If you have an Instagram account, the chances are pretty high that you’ve snapped a photo or two of your favourite meal to share with your followers. In fact, with the hashtag #foodporn being used over 185 million times it's difficult not to feel inspired (and hungry) by the array of delicious looking meals posted on your newsfeed. With that in mind, we’ve rounded up the top tips and tricks for taking your food photos to the next level.
Shoot in natural light
Natural daylight really is the best lighting for any foodie photograph as it allows for varying tones in a photo that a phone flash does not. So don’t be afraid to move your plate closer to a window or door to get the best snap and make sure you adjust the exposure on your phone while shooting. If possible, you should also shut off any lights in the room because two different light sources can do strange things to a photo.
Focus on the food
It might sound obvious, but you’d be surprised at how many food photos there are on Instagram that don’t adhere to this simple rule. Steady your phone to avoid shaking the camera, and focus on a point near the middle of your dish or its most appetising detail, like the interior of an apple crumble.
Don’t use the zoom function
If you’re using your phone to take photos, avoid using the zoom feature as it lowers the quality of your photos and will make your food look pixelated or blurry. If you want to get closer to your food, just move the camera closer.
Play with your angles
For the best #foodporn, try taking an overhead shot of your food or duck down to meet your plate at a 30 to 45 degree angle from the table.
Try shooting with a camera
If you’re really serious about your photos and want to try your luck at becoming a professional foodie, you’ll want to invest in a good camera. Unlike a phone, a camera with manual settings offer better control in low light (for instance, a restaurant after dark) and lenses that allow you to narrow your depth of field to really highlight the subject of the photo. You can then also use photography software to tweak the contrast, levels and sharpness of your photos to make them pop.
Think about your background
While we’re not all blessed with marble worktops and rustic wooden dining tables, the key to a great food photo is the background. Keep your cupboards stocked with interesting-looking crockery and set the scene with different tablecloths or pick up some printed vinyl backdrops.

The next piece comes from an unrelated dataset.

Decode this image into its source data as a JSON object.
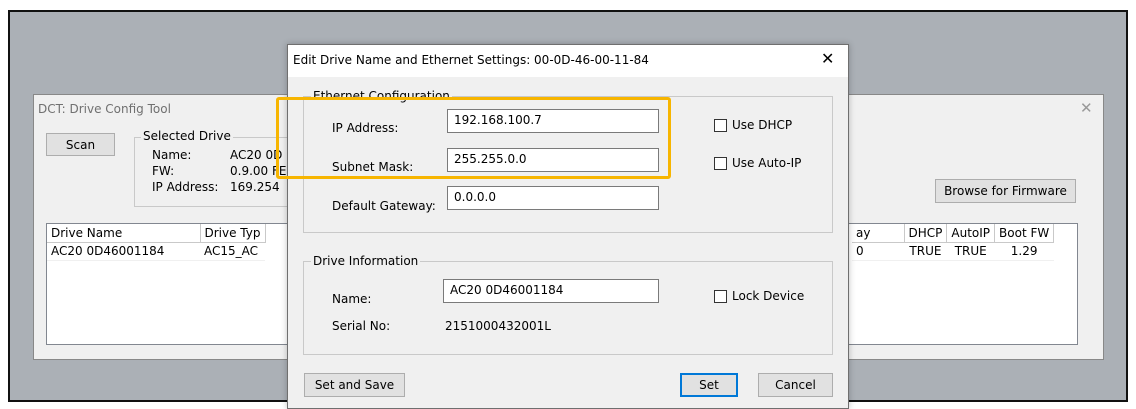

Unfortunately food has a tendency to look tired very fast, so to avoid wilted herbs and melted ice cream you’ll have to work fast. If you’re shooting a home cooked meal, it’s best to get your props out before cooking, then plating up only when everything’s completely ready.